------ DATA EXTRACTS

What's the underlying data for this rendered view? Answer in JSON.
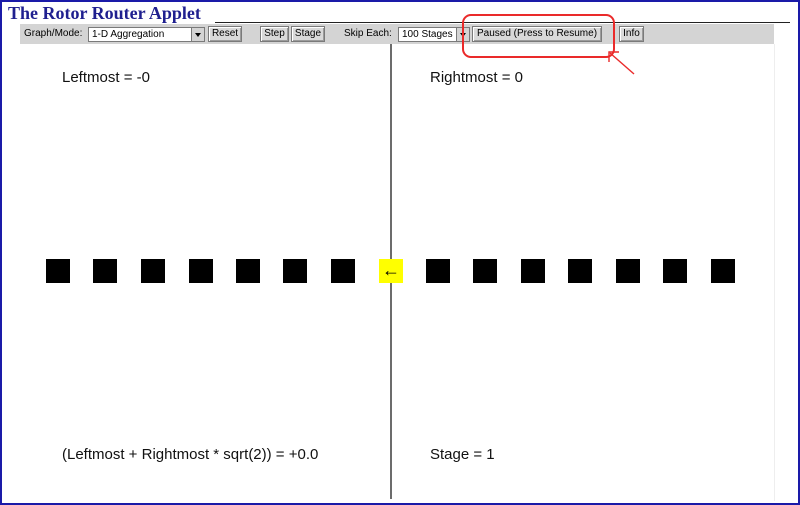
{
  "app": {
    "title": "The Rotor Router Applet"
  },
  "toolbar": {
    "graph_mode_label": "Graph/Mode:",
    "graph_mode_value": "1-D Aggregation",
    "reset_label": "Reset",
    "step_label": "Step",
    "stage_label": "Stage",
    "skip_each_label": "Skip Each:",
    "skip_each_value": "100 Stages",
    "pause_label": "Paused (Press to Resume)",
    "info_label": "Info"
  },
  "readouts": {
    "leftmost": "Leftmost = -0",
    "rightmost": "Rightmost = 0",
    "formula": "(Leftmost + Rightmost * sqrt(2)) = +0.0",
    "stage": "Stage = 1"
  },
  "rotor": {
    "arrow": "←",
    "color": "#ffff00"
  },
  "annotation": {
    "color": "#ea2a2a"
  }
}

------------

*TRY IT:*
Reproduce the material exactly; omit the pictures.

*RESULT OF THIS EXERCISE:*
What's the underlying data for this rendered view? Answer in JSON.
{
  "app": {
    "title": "The Rotor Router Applet"
  },
  "toolbar": {
    "graph_mode_label": "Graph/Mode:",
    "graph_mode_value": "1-D Aggregation",
    "reset_label": "Reset",
    "step_label": "Step",
    "stage_label": "Stage",
    "skip_each_label": "Skip Each:",
    "skip_each_value": "100 Stages",
    "pause_label": "Paused (Press to Resume)",
    "info_label": "Info"
  },
  "readouts": {
    "leftmost": "Leftmost = -0",
    "rightmost": "Rightmost = 0",
    "formula": "(Leftmost + Rightmost * sqrt(2)) = +0.0",
    "stage": "Stage = 1"
  },
  "rotor": {
    "arrow": "←",
    "color": "#ffff00"
  },
  "annotation": {
    "color": "#ea2a2a"
  }
}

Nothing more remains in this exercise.